Q. Why did you decide to include recipes at the end of every chapter?
I am a huge foodie and a cook. I gather easy recipes from all over, create my own, and spend my life showing the people I love that I love them by cooking for them. When I started to write about Steffi and found myself including lavish descriptions of the food, it suddenly seemed obvious to include the recipes.
Q. As Lila prepares for Clay’s recital, she thinks: “What on earth is she going to wear? Who, more importantly, does she want to be tonight?” [p. 144]. In this and other sections, the book takes up the question of how appearance and image relate to identity. Why is this theme especially important in a book about contemporary women?
Insecurity seems to be the curse of modern times, and too often we use the external as a form of armor, hoping the right stuff will make us feel good enough, will have others recognize us as being good enough. I don’t think this applies to all modern women, but living in an affluent community brings with it a level of competition and brings out our worst insecurities.

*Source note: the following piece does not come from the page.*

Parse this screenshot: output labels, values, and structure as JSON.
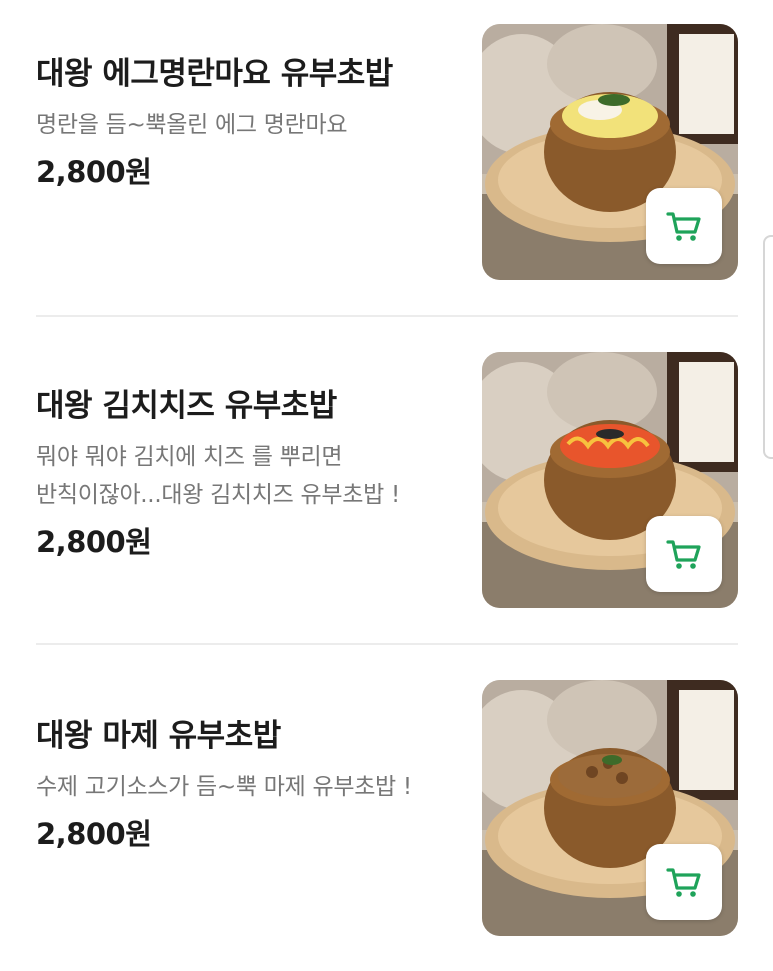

Q. While you were writing, did you ever consider rewriting Heidi’s history by having Callie survive her second fight with cancer? What made you decide that her death was a necessary part of the story?
I had to deal with my own grief, and this was the only way I knew how. And from the beginning, whatever had happened to Heidi, I knew that Callie wasn’t going to make it. I wanted to look at grief, at how it changes things, how it brings people together.
Q. What words or images would you offer to someone whose loved one has been diagnosed with cancer?
I have to say that what happens to Callie occurs in less than 1 percent of cancer sufferers. It is extremely rare, and women reading this book should not be worrying that this will happen to them or those they love. Second, I would say that what I learned throughout my journey with my friend was that love is a verb. Anyone can say the words “I love you,” but loving someone requires Acts. Of. Love. It is about putting that person first, making time for her, thinking of what you can do for her to make her happy before she has even had a chance to think about what that might be. And do it now. Not tomorrow. Or next week. Today is really all we have.